This is one of those matches where it’s best for you to simply watch it and enjoy it for yourself, so I’ll keep things brief and simply say that they pulled out all the stops, becoming even more creative with the ladder than they had done back in March 1994. In fact, they even introduced a second ladder as a cool way of being able to add even more spots now that two sets of rungs were in play. At one point, Shawn took a ladder-assisted Razor’s Edge to the canvas, while Michaels also superkicked Razor off another ladder. The finish was a bit botched, as it took Shawn more than one attempt to pull down the IC crown after a failed jump. Nevertheless, he still retained, and he did so in another tremendous match that was just as good as, if not better than, the first Ladder match that these two had. If you only decide to watch one bout from this card, it has to be this showdown.

Afterwards, Shawn and Razor sportingly shook hands, with Michaels having boosted his stock even further en route to the very top of the WWF. It’s safe to say that Michaels vs. Sid wouldn’t have been quite as exciting, though they did meet a few weeks later on Raw (as a side note, the man that Shawn dethroned, Jeff Jarrett, was meant to face The Roadie at this show, but both had walked out after Double J’s loss to Michaels at In Your House 2). Backstage, though, Ramon’s night wasn’t over: he cornered Dean Douglas, a smarmy classroom nerd who was grading the efforts of various wrestlers in a heel-favouring manner, only to draw Razor’s ire and end up taking a shot from The Bad Guy to set up a feud that benefitted neither man.

WWF Championship Match
Diesel (C) vs. King Mabel

The main event of SummerSlam 1995 saw Big Daddy Cool defend his WWF Title against the former Men On A Mission member.
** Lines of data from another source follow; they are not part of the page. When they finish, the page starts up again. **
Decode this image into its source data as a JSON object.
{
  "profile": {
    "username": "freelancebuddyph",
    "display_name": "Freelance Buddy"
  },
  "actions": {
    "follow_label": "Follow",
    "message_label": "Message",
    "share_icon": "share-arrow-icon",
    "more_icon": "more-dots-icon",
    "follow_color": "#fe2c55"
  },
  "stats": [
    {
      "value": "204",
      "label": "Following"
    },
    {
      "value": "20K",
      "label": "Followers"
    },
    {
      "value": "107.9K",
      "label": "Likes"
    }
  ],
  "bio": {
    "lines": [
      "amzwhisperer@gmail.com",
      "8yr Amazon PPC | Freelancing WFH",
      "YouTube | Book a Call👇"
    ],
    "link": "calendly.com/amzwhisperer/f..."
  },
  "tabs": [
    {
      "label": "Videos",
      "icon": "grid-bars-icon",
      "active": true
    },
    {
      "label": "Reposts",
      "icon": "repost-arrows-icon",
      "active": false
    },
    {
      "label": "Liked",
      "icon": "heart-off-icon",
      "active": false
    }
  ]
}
If that sounds like a disaster waiting to happen … well, it was. Mabel had been fast-tracked to the top heel role, but nobody bought into him as a challenger despite his size, and it was a tall order for Diesel to do anything with him, though Kevin Nash did pull off a top rope dive to the floor on the King, a spot that very few modern fans would associate with him. A few days beforehand, The British Bulldog had turned heel on Diesel, but while he was in the building, he stayed away from this match. The same cannot be said of Lex Luger, who came down after a ref bump to try and avert interference from Sir Mo (bear with me here). Diesel struck Lex, thinking that the other Allied Power would also turn heel, but Luger composed himself and took out Mo. This allowed Diesel to hit a shoulder tackle for the win (there was no chance of Diesel hitting Mabel with a Jackknife Powerbomb). This wasn’t good; in fact, it was pretty rotten. Still, it’s memorable for two reasons: Mabel injuring Diesel for real by sitting on his back during the match (Diesel was furious; to say that Mabel’s descent began at that moment would be an understatement), and Luger making his final televised WWF appearance, as it was only eight nights later when he jumped to WCW on the first Monday Nitro in a historic fashion.

WWF SummerSlam 1995 is remembered for one thing only: the Ladder rematch between Shawn Michaels and Razor Ramon. The rest of the show isn’t as bad as it might initially seem, though, and if anything, the first half of the event is better than the second, despite the increased star power later on. Many deem 1995 to be a poor year in the WWF and I don’t disagree, but there were still some worthwhile PPV events, and SummerSlam 1995 was definitely one of them (if you ignore Diesel vs. King Mabel, that is).